A “regulated credit agreement” is, in simple terms, a loan made to an individual (which includes partnerships of two or three persons, not all of whom are bodies corporate, or unincorporated bodies which do not consist entirely of bodies corporate and are not partnerships) which is not secured on residential land. If a lender enters into regulated credit agreements in the UK, this may constitute a regulated activity which requires authorisation from the Financial Conduct Authority (FCA).
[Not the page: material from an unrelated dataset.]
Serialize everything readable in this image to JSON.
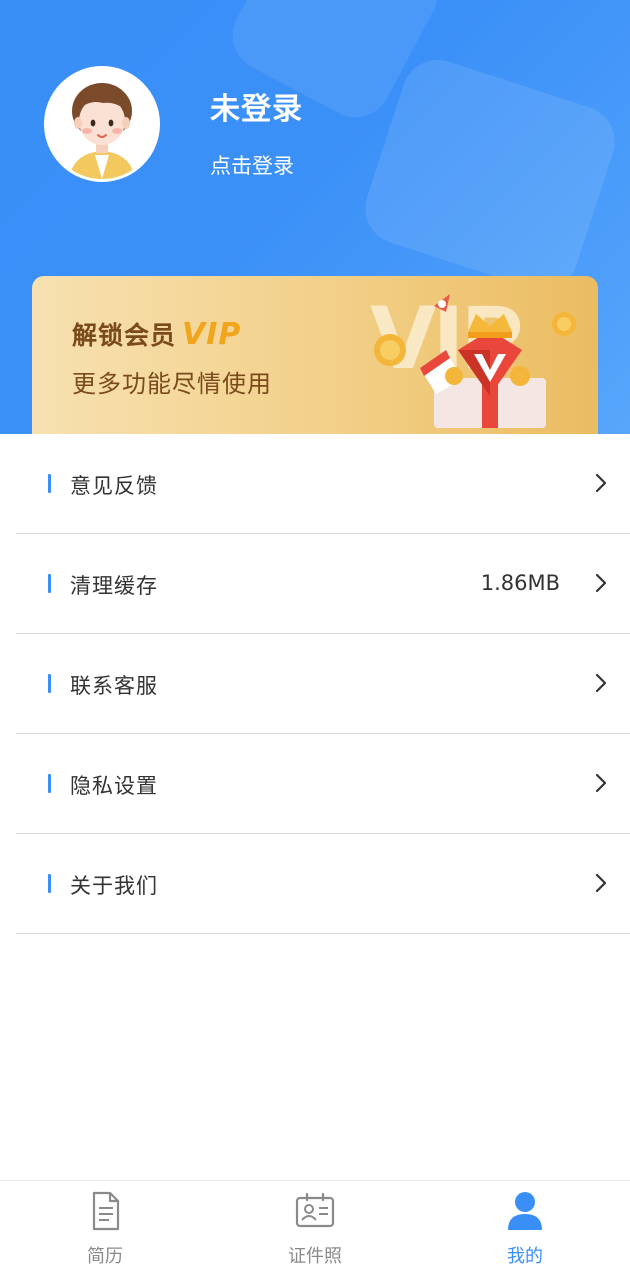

There is an exemption for loans made to high net worth individuals (the HNWI Exemption) where the amount of credit is more than £60,620 and the loan is made to a “certified high net worth borrower”. This is a person who in the previous financial year had an annual income in excess of £150,000 or net invested assets of more than £500,000. There must also be a “Statement of High Net Worth” prepared in relation to the high net worth borrower and the loan agreement must contain a prescribed declaration which is signed by them. Where a lender is able to make use of the HNWI Exemption, FCA authorisation is not required to enter into a “regulated credit agreement”.
The Mortgage Credit Directive (Directive 2014/17/EU) (the MCD) came into effect on 21 March 2016. One of the consequences of the MCD is that it has effectively removed the HNWI Exemption where a lender enters into a regulated credit agreement where they know or have reason to expect that the purpose of the loan is to acquire or retain property rights in land or a projected building.
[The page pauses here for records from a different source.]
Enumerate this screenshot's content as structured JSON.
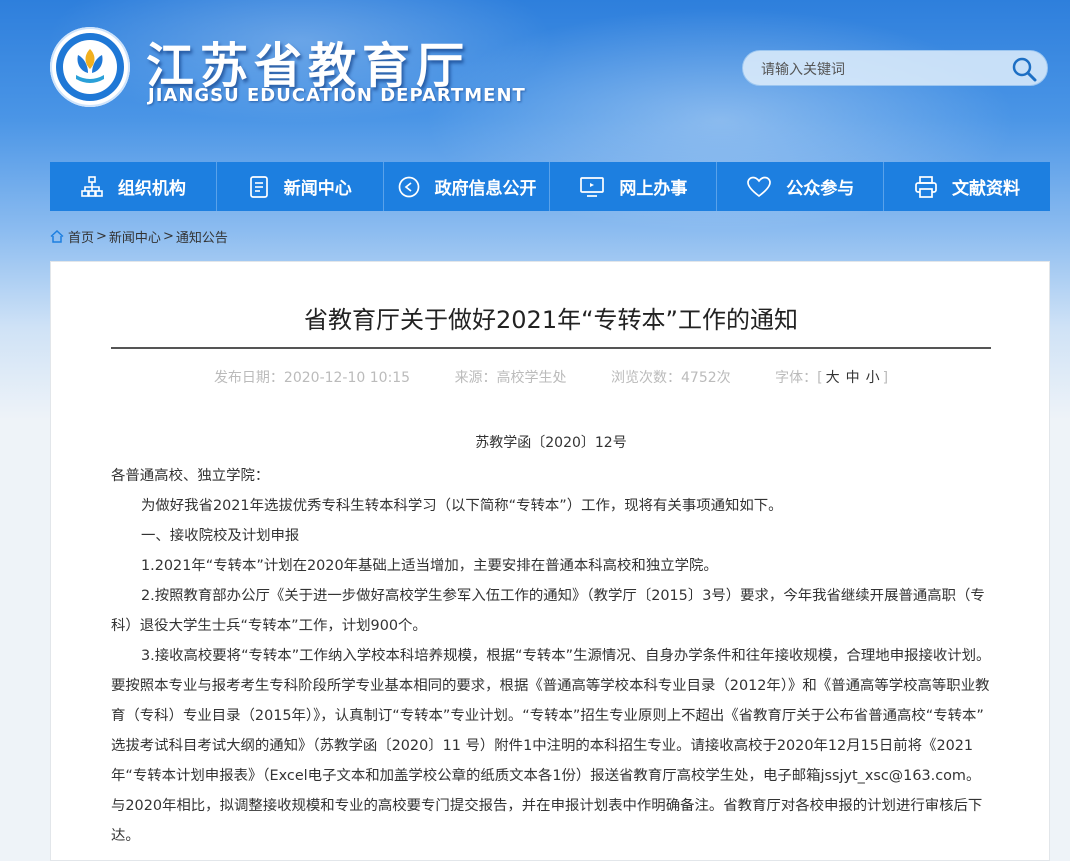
{
  "site": {
    "title_cn": "江苏省教育厅",
    "title_en": "JIANGSU EDUCATION DEPARTMENT"
  },
  "search": {
    "placeholder": "请输入关键词"
  },
  "nav": [
    {
      "label": "组织机构",
      "icon": "org-chart-icon"
    },
    {
      "label": "新闻中心",
      "icon": "document-icon"
    },
    {
      "label": "政府信息公开",
      "icon": "play-circle-icon"
    },
    {
      "label": "网上办事",
      "icon": "monitor-icon"
    },
    {
      "label": "公众参与",
      "icon": "heart-icon"
    },
    {
      "label": "文献资料",
      "icon": "printer-icon"
    }
  ],
  "breadcrumb": [
    "首页",
    "新闻中心",
    "通知公告"
  ],
  "article": {
    "title": "省教育厅关于做好2021年“专转本”工作的通知",
    "meta": {
      "date": "发布日期：2020-12-10 10:15",
      "source": "来源：高校学生处",
      "views": "浏览次数：4752次",
      "font_label": "字体：",
      "font_sizes": [
        "大",
        "中",
        "小"
      ]
    },
    "doc_no": "苏教学函〔2020〕12号",
    "paragraphs": [
      "各普通高校、独立学院：",
      "为做好我省2021年选拔优秀专科生转本科学习（以下简称“专转本”）工作，现将有关事项通知如下。",
      "一、接收院校及计划申报",
      "1.2021年“专转本”计划在2020年基础上适当增加，主要安排在普通本科高校和独立学院。",
      "2.按照教育部办公厅《关于进一步做好高校学生参军入伍工作的通知》（教学厅〔2015〕3号）要求，今年我省继续开展普通高职（专科）退役大学生士兵“专转本”工作，计划900个。",
      "3.接收高校要将“专转本”工作纳入学校本科培养规模，根据“专转本”生源情况、自身办学条件和往年接收规模，合理地申报接收计划。要按照本专业与报考考生专科阶段所学专业基本相同的要求，根据《普通高等学校本科专业目录（2012年）》和《普通高等学校高等职业教育（专科）专业目录（2015年）》，认真制订“专转本”专业计划。“专转本”招生专业原则上不超出《省教育厅关于公布省普通高校“专转本” 选拔考试科目考试大纲的通知》（苏教学函〔2020〕11 号）附件1中注明的本科招生专业。请接收高校于2020年12月15日前将《2021年“专转本计划申报表》（Excel电子文本和加盖学校公章的纸质文本各1份）报送省教育厅高校学生处，电子邮箱jssjyt_xsc@163.com。与2020年相比，拟调整接收规模和专业的高校要专门提交报告，并在申报计划表中作明确备注。省教育厅对各校申报的计划进行审核后下达。"
    ]
  }
}
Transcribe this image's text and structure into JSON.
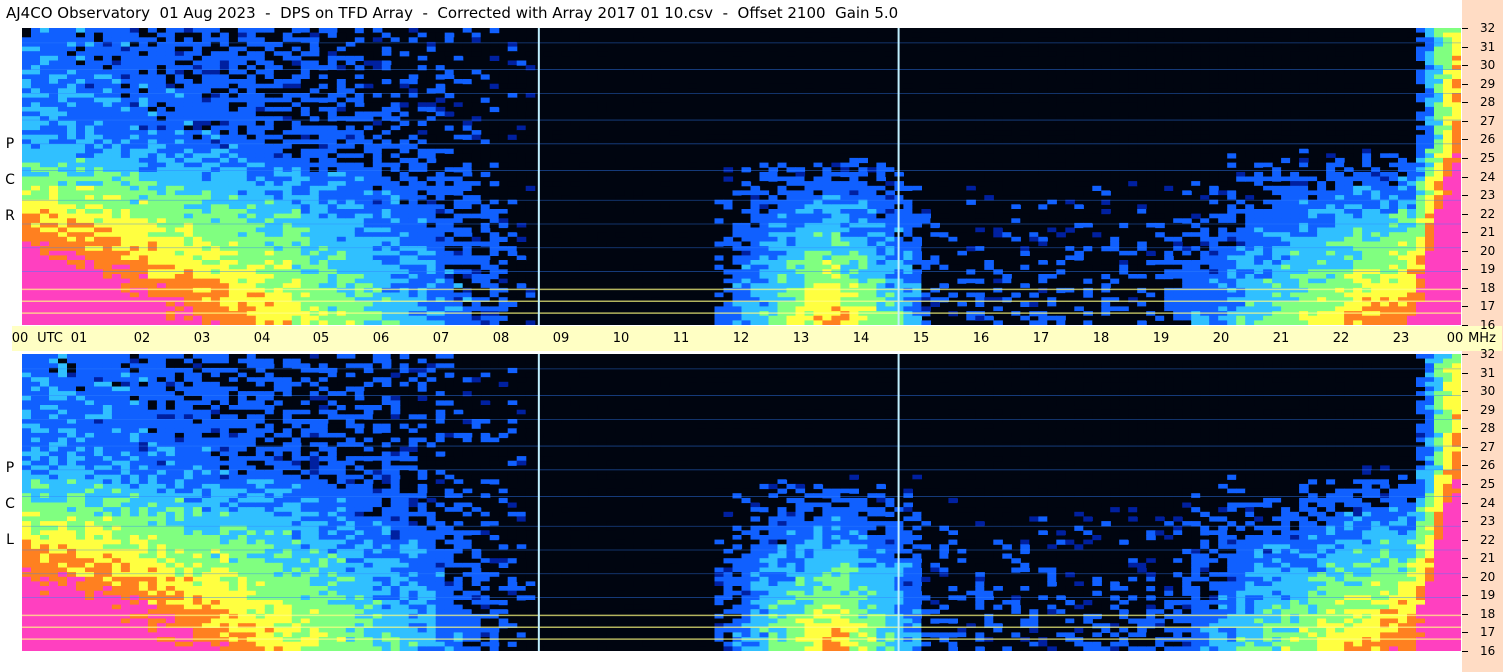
{
  "title": "AJ4CO Observatory  01 Aug 2023  -  DPS on TFD Array  -  Corrected with Array 2017 01 10.csv  -  Offset 2100  Gain 5.0",
  "panels": {
    "top": {
      "letters": [
        "P",
        "C",
        "R"
      ]
    },
    "bottom": {
      "letters": [
        "P",
        "C",
        "L"
      ]
    }
  },
  "colors": {
    "background": "#000510",
    "band_strip": "#ffdcc4",
    "utc_bar": "#ffffc4"
  },
  "chart_data": {
    "type": "heatmap",
    "x_axis": {
      "label": "UTC",
      "range": [
        0,
        24
      ],
      "ticks": [
        "00",
        "UTC",
        "01",
        "02",
        "03",
        "04",
        "05",
        "06",
        "07",
        "08",
        "09",
        "10",
        "11",
        "12",
        "13",
        "14",
        "15",
        "16",
        "17",
        "18",
        "19",
        "20",
        "21",
        "22",
        "23",
        "00"
      ],
      "unit_label": "MHz"
    },
    "y_axis": {
      "range": [
        16,
        32
      ],
      "ticks": [
        "32",
        "31",
        "30",
        "29",
        "28",
        "27",
        "26",
        "25",
        "24",
        "23",
        "22",
        "21",
        "20",
        "19",
        "18",
        "17",
        "16"
      ]
    },
    "colormap": [
      "#000510",
      "#0020a0",
      "#1060ff",
      "#30c0ff",
      "#80ff80",
      "#ffff40",
      "#ff8020",
      "#ff40c0"
    ]
  }
}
Lenders providing regulated credit agreements in the UK without FCA authorisation (for example, offshore lenders) should be aware of the change introduced by the MCD and amend their procedures to reflect that the HNWI Exemption may not be available where the borrower intends to acquire rights in land or a building.